Margate artist donates works to thank QEQM medics who battled to save his life

Shane McCoubrey with one of his pieces

By Liz Crudgington

An artist whose life was saved by medics at the Queen Elizabeth The Queen Mother Hospital in Margate has donated five huge artworks to say thank you.

Shane McCoubrey spent four weeks in Seabathing Ward at the hospital while staff battled to treat a life-threatening infection.

During his stay, he noticed the corridors and waiting rooms felt bare and vowed to create artwork to brighten them up for staff and his fellow patients, adding inspiration and colour to public spaces.

Shane, who lives in Margate, uses local sand and tiny fragments of plastic he finds on the beach to create his work, alongside precious materials like gold leaf, diamond dust, crushed sea glass, and paints he makes from chalk rockfalls.
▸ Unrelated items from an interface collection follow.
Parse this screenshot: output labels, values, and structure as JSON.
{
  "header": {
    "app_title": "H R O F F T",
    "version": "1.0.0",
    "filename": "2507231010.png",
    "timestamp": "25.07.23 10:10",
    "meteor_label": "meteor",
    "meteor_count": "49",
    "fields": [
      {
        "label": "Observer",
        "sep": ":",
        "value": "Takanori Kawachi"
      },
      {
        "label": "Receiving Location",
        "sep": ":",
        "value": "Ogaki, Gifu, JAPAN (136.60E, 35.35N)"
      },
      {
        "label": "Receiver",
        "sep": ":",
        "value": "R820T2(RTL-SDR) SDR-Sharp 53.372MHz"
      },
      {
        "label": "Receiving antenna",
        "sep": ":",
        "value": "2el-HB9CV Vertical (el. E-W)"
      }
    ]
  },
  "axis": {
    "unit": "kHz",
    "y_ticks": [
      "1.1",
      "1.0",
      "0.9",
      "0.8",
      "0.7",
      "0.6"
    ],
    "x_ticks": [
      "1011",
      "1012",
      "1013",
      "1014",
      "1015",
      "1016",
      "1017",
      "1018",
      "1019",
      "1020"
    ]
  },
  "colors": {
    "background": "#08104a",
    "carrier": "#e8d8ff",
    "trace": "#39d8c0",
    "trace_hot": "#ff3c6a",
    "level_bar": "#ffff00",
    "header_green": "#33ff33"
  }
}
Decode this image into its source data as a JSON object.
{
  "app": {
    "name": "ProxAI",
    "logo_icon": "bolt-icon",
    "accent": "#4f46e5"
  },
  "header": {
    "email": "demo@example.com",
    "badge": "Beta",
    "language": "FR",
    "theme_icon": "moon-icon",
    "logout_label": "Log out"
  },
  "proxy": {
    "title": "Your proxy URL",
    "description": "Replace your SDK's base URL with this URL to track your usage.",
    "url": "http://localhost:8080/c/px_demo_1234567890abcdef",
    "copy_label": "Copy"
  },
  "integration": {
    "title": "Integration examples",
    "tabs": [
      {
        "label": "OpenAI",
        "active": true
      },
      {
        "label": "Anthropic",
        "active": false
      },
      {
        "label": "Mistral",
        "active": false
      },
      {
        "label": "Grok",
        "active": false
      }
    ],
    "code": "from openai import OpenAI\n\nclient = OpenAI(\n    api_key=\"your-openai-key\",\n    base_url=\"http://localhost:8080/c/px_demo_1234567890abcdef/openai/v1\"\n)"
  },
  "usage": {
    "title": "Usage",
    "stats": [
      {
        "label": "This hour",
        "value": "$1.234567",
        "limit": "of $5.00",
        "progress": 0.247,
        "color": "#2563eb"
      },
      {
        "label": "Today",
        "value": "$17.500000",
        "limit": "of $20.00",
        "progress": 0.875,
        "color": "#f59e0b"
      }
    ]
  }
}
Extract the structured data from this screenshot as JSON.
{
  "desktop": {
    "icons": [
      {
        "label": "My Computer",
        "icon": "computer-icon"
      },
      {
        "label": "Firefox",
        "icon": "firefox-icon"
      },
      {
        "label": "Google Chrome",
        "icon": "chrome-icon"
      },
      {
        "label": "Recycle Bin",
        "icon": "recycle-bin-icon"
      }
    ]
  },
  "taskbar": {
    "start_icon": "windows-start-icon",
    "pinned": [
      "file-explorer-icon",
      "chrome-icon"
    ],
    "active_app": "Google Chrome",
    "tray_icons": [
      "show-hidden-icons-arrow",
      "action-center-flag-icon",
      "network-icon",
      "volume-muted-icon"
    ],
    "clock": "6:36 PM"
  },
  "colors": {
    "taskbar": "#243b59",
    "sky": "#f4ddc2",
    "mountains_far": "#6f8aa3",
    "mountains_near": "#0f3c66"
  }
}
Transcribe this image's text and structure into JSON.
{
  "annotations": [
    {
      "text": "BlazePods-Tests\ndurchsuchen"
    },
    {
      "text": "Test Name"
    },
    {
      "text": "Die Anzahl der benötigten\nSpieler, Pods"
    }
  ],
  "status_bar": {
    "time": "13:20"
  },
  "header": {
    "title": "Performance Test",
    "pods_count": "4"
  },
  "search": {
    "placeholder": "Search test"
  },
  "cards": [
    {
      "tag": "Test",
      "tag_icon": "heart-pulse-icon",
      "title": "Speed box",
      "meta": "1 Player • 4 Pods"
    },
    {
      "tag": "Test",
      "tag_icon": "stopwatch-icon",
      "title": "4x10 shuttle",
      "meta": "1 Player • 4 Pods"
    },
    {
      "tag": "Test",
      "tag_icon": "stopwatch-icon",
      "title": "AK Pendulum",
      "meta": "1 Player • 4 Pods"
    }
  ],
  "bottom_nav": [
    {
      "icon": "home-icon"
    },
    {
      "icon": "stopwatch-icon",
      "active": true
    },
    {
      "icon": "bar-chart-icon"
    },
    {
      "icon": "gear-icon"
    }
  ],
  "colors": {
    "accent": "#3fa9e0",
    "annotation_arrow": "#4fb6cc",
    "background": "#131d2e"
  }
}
It is layered with resin to create a 3D effect.

One of the pieces is on display near the microbiology department; a team Shane believes were key to his recovery.

He said: “Microbiology put so much work into finding the correct combination of antibiotics for my infection, nothing seemed to work.

“I’m allergic to penicillin so it narrowed their choice, but they put things together that had never been tried before and came up with what they termed ‘the Domestos of antibiotics’ to kill my infection.

“Dr Glass worked so hard there and I felt it was an isolated part of the hospital that no one thinks about so I wanted to help brighten it up.”

Another piece is on the main hallway to Seabathing Ward, while others are on display on the main thoroughfare through the hospital.

Shane said: “I saw the workings of a great hospital close up, from cleaning to nursing to doctors, and everyone was smiling and optimistic.

“But the waiting rooms and corridor needed colour and life, and I felt they needed a feeling of wellbeing that could inspire people to appreciate art and what it does for us all.

“Being in hospital is never a great experience and it can be stressful, so I hope the artwork helps brings some colour and comfort.

“I contacted the Trust from my hospital bed and it is wonderful to finally see the project come to fruition.”

Susan Acott, Shane McCoubrey and Dee Neligan from East Kent Hospitals Charity with one of Shane’s pieces

Shane’s work forms part of a new art trail at the hospital, including a limited-edition Damian Hirst piece named Rainbow Butterfly gifted by the Heni Gallery.

Turner Contemporary in Margate also shared six pieces celebrating the theme of space and Margate’s long history of creativity.

Sanjivan Kohli, head of development at Turner Contemporary, said: “Throughout the pandemic, the gallery has continued to offer free access to art and culture, maintaining a space open to all the community, promoting wellbeing, encouraging debate and inspiring new ways of seeing and thinking.

“Sharing art with the hospital during lockdown meant the gallery could offer new ways of delivering its charitable aims, helping even more people benefit from having access to world-class art in the local community.”

And leaders at Global Generation Church in the town donated a print of Banksy’s work Game Changer in recognition of the work of the hospital’s staff during the pandemic.

East Kent Hospitals Charity funded the exhibition of all the work and the pieces were unveiled by outgoing Trust chief executive Susan Acott, who said the gift of art was truly special.

She said: “Our experience of Covid has caused us to re-evaluate the world around us and given us an opportunity to reflect and think about what is beautiful and what we value.

“We received so much support from our communities in the first wave, with gifts of everything imaginable, from snacks to hand cream, scrubs to Easter eggs, but knowing people want to share something as beautiful as art with us is truly fabulous.

“Our corridors are very long and they can feel very uninspiring, and thanks to these generous donations they now feel a lot more welcoming and I know it will be appreciated by everyone who sees the work.”

For more information on the art trail, visit and for more on Shane’s work visit